Diagnosed early in life with glaucoma, a disease that damages the eye’s optic nerve and can deteriorate vision, he was particularly susceptible to additional eye trauma as a child. Unfortunately, at the age of 12, he was hit in the head by a soccer ball—causing him to permanently lose his eyesight.

A positive outlook

“When it happened, I remember I cried bitter tears, but only for a few minutes,” he said. ”Then I put aside feelings of self-pity and began to think of life in a constructive and optimistic way.”

"The blind have a potential key to a different and much more elaborated access of the image—that is, imagination.”

Mr. Bocelli stresses that his life, and his music, are not negatively impacted by his blindness. If anything, it provides him with a complex and nuanced view of the world.

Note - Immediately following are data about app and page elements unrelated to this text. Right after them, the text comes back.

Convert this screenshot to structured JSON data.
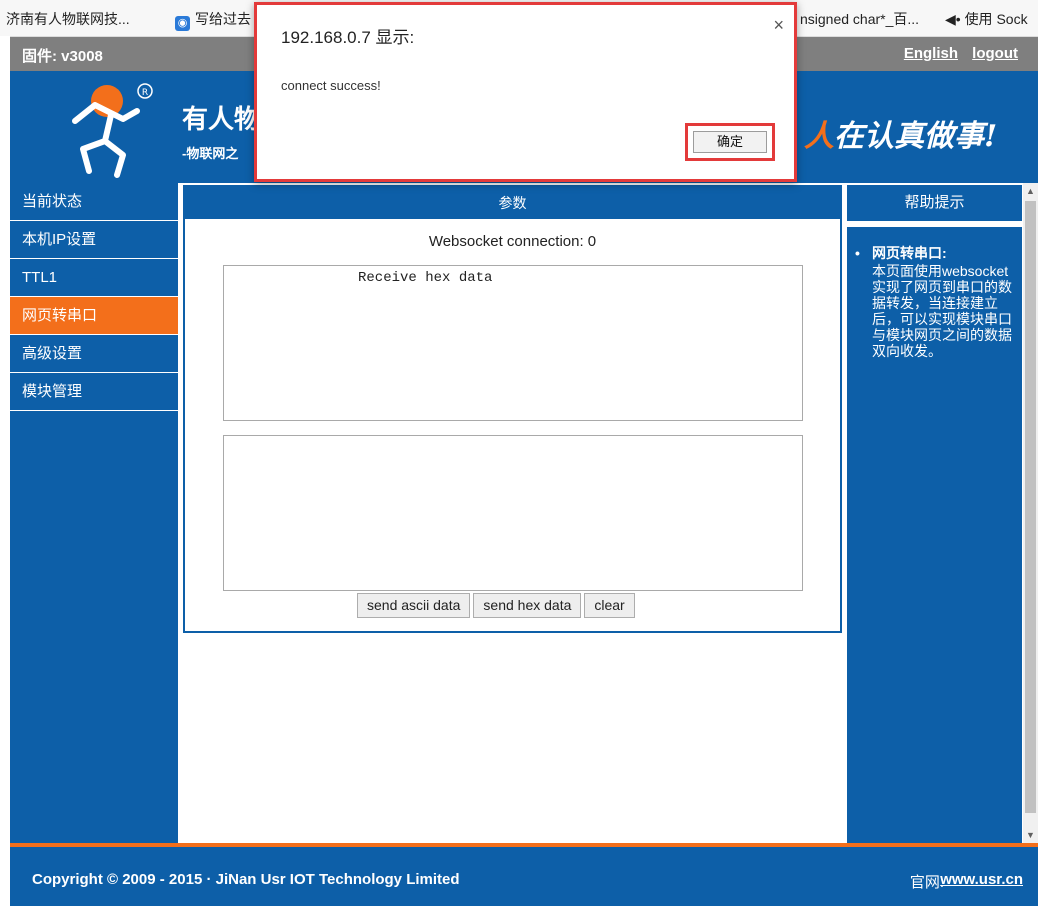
{
  "bookmarks": [
    {
      "label": "济南有人物联网技...",
      "icon": ""
    },
    {
      "label": "写给过去",
      "icon": "bookmark-icon"
    },
    {
      "label": "nsigned char*_百...",
      "icon": ""
    },
    {
      "label": "使用 Sock",
      "icon": "sound-icon"
    }
  ],
  "topbar": {
    "firmware": "固件: v3008",
    "language": "English",
    "logout": "logout"
  },
  "banner": {
    "brand": "有人物",
    "sub": "-物联网之",
    "slogan_ren": "人",
    "slogan_rest": "在认真做事!"
  },
  "sidebar": {
    "items": [
      {
        "label": "当前状态"
      },
      {
        "label": "本机IP设置"
      },
      {
        "label": "TTL1"
      },
      {
        "label": "网页转串口"
      },
      {
        "label": "高级设置"
      },
      {
        "label": "模块管理"
      }
    ]
  },
  "main": {
    "title": "参数",
    "ws_status": "Websocket connection: 0",
    "receive_text": "Receive hex data",
    "send_text": "",
    "buttons": {
      "send_ascii": "send ascii data",
      "send_hex": "send hex data",
      "clear": "clear"
    }
  },
  "help": {
    "title": "帮助提示",
    "bullet": "•",
    "heading": "网页转串口:",
    "text": "本页面使用websocket实现了网页到串口的数据转发，当连接建立后，可以实现模块串口与模块网页之间的数据双向收发。"
  },
  "footer": {
    "copyright": "Copyright © 2009 - 2015 · JiNan Usr IOT Technology Limited",
    "site_label": "官网:",
    "site_url": "www.usr.cn"
  },
  "dialog": {
    "title": "192.168.0.7 显示:",
    "message": "connect success!",
    "ok": "确定",
    "close": "×"
  },
  "colors": {
    "brand_blue": "#0d5fa8",
    "accent_orange": "#f36f1b",
    "highlight_red": "#e33a3a"
  }
}
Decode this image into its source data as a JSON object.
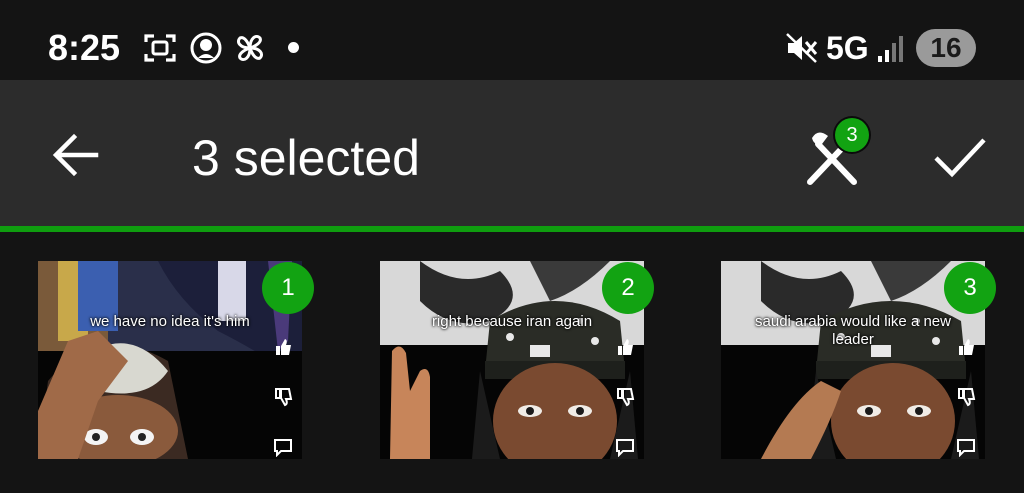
{
  "status_bar": {
    "time": "8:25",
    "network": "5G",
    "battery": "16",
    "icons": [
      "screenshot-icon",
      "app-notification-icon",
      "pinwheel-icon",
      "notification-dot-icon",
      "mute-icon",
      "signal-icon"
    ]
  },
  "app_bar": {
    "title": "3 selected",
    "tool_badge_count": "3",
    "back_icon": "arrow-back-icon",
    "tool_icon": "brush-tools-icon",
    "done_icon": "check-icon"
  },
  "colors": {
    "accent_green": "#12a312",
    "app_bar_bg": "#2c2c2c",
    "background": "#141414"
  },
  "thumbnails": [
    {
      "order": "1",
      "caption": "we have no idea it's him"
    },
    {
      "order": "2",
      "caption": "right because iran again"
    },
    {
      "order": "3",
      "caption": "saudi arabia would like a new leader"
    }
  ]
}
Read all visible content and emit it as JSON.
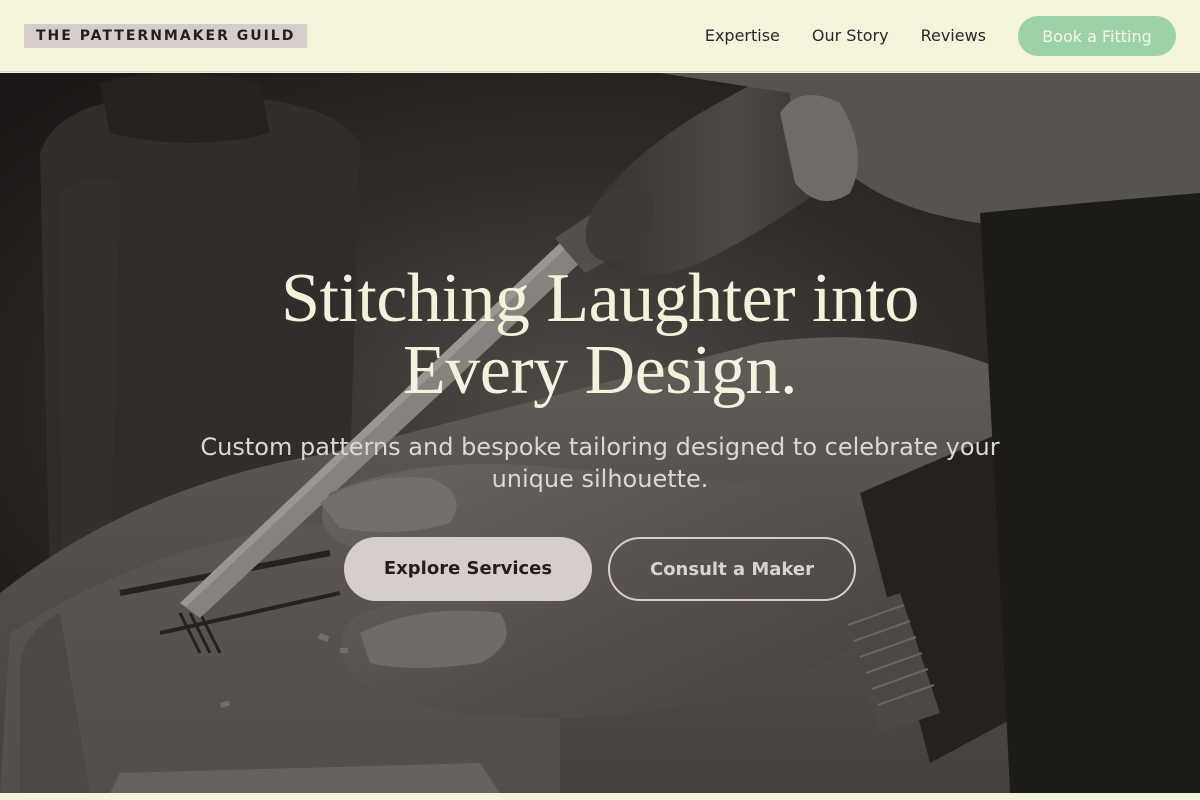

Mr. Bocelli’s foundation, the Andrea Bocelli Foundation, is currently collaborating with researchers at MIT for the Fifth Sense Project, an initiative that aims to provide the visually impaired with wearable devices to improve, or even restore, sight.

“Our duty is to find solutions for new generations, hoping to succeed in improving young people’s lives, as well as to try to give our contribution in building a better world,” he said.

While he is passionate about the program, he does not intend to use it for himself. Despite his blindness, Mr. Bocelli considers his life full and would not change a thing.

“‘Image’ is also a word of everyday life among the blind,” said Mr. Bocelli. “It is not necessarily connected to sight, but is the result of a sequence of information, a cognitive interpretation of a space. The blind have a potential key to a different and much more elaborated access of the image—that is, imagination.”